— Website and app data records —
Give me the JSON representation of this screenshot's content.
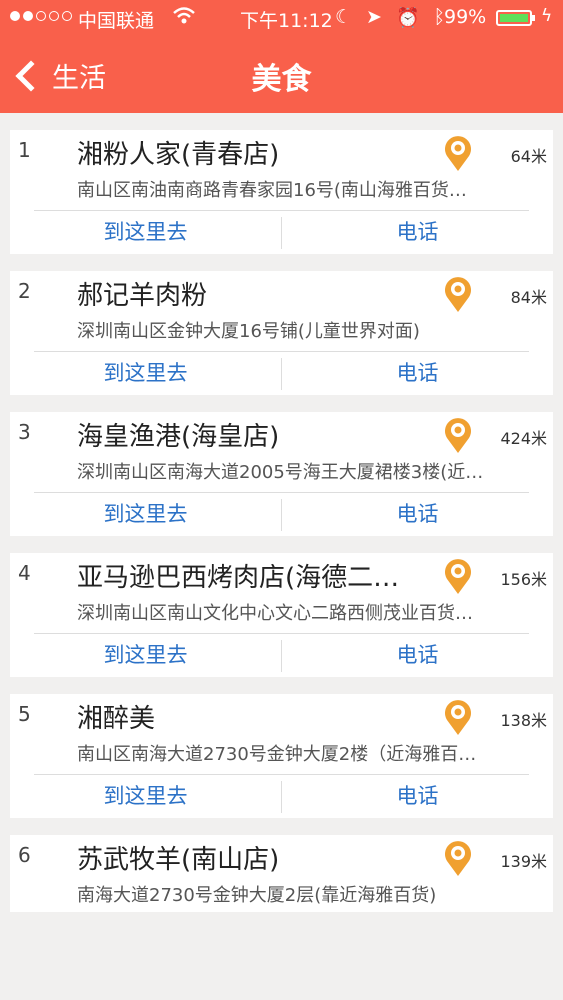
{
  "status_bar": {
    "carrier": "中国联通",
    "time": "下午11:12",
    "battery_percent": "99%",
    "signal_bars": 2,
    "icons": [
      "wifi-icon",
      "moon-icon",
      "location-arrow-icon",
      "alarm-icon",
      "bluetooth-icon",
      "battery-icon",
      "charging-icon"
    ]
  },
  "nav": {
    "back_label": "生活",
    "title": "美食"
  },
  "colors": {
    "header": "#f9604b",
    "link": "#2c72c7",
    "pin": "#f0a030"
  },
  "actions": {
    "go_label": "到这里去",
    "call_label": "电话"
  },
  "restaurants": [
    {
      "index": "1",
      "name": "湘粉人家(青春店)",
      "distance": "64米",
      "address": "南山区南油南商路青春家园16号(南山海雅百货…"
    },
    {
      "index": "2",
      "name": "郝记羊肉粉",
      "distance": "84米",
      "address": "深圳南山区金钟大厦16号铺(儿童世界对面)"
    },
    {
      "index": "3",
      "name": "海皇渔港(海皇店)",
      "distance": "424米",
      "address": "深圳南山区南海大道2005号海王大厦裙楼3楼(近…"
    },
    {
      "index": "4",
      "name": "亚马逊巴西烤肉店(海德二…",
      "distance": "156米",
      "address": "深圳南山区南山文化中心文心二路西侧茂业百货…"
    },
    {
      "index": "5",
      "name": "湘醉美",
      "distance": "138米",
      "address": "南山区南海大道2730号金钟大厦2楼（近海雅百…"
    },
    {
      "index": "6",
      "name": "苏武牧羊(南山店)",
      "distance": "139米",
      "address": "南海大道2730号金钟大厦2层(靠近海雅百货)"
    }
  ]
}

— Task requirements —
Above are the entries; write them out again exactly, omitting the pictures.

— Solution for this task —
Give me the JSON representation of this screenshot's content.
{
  "status_bar": {
    "carrier": "中国联通",
    "time": "下午11:12",
    "battery_percent": "99%",
    "signal_bars": 2,
    "icons": [
      "wifi-icon",
      "moon-icon",
      "location-arrow-icon",
      "alarm-icon",
      "bluetooth-icon",
      "battery-icon",
      "charging-icon"
    ]
  },
  "nav": {
    "back_label": "生活",
    "title": "美食"
  },
  "colors": {
    "header": "#f9604b",
    "link": "#2c72c7",
    "pin": "#f0a030"
  },
  "actions": {
    "go_label": "到这里去",
    "call_label": "电话"
  },
  "restaurants": [
    {
      "index": "1",
      "name": "湘粉人家(青春店)",
      "distance": "64米",
      "address": "南山区南油南商路青春家园16号(南山海雅百货…"
    },
    {
      "index": "2",
      "name": "郝记羊肉粉",
      "distance": "84米",
      "address": "深圳南山区金钟大厦16号铺(儿童世界对面)"
    },
    {
      "index": "3",
      "name": "海皇渔港(海皇店)",
      "distance": "424米",
      "address": "深圳南山区南海大道2005号海王大厦裙楼3楼(近…"
    },
    {
      "index": "4",
      "name": "亚马逊巴西烤肉店(海德二…",
      "distance": "156米",
      "address": "深圳南山区南山文化中心文心二路西侧茂业百货…"
    },
    {
      "index": "5",
      "name": "湘醉美",
      "distance": "138米",
      "address": "南山区南海大道2730号金钟大厦2楼（近海雅百…"
    },
    {
      "index": "6",
      "name": "苏武牧羊(南山店)",
      "distance": "139米",
      "address": "南海大道2730号金钟大厦2层(靠近海雅百货)"
    }
  ]
}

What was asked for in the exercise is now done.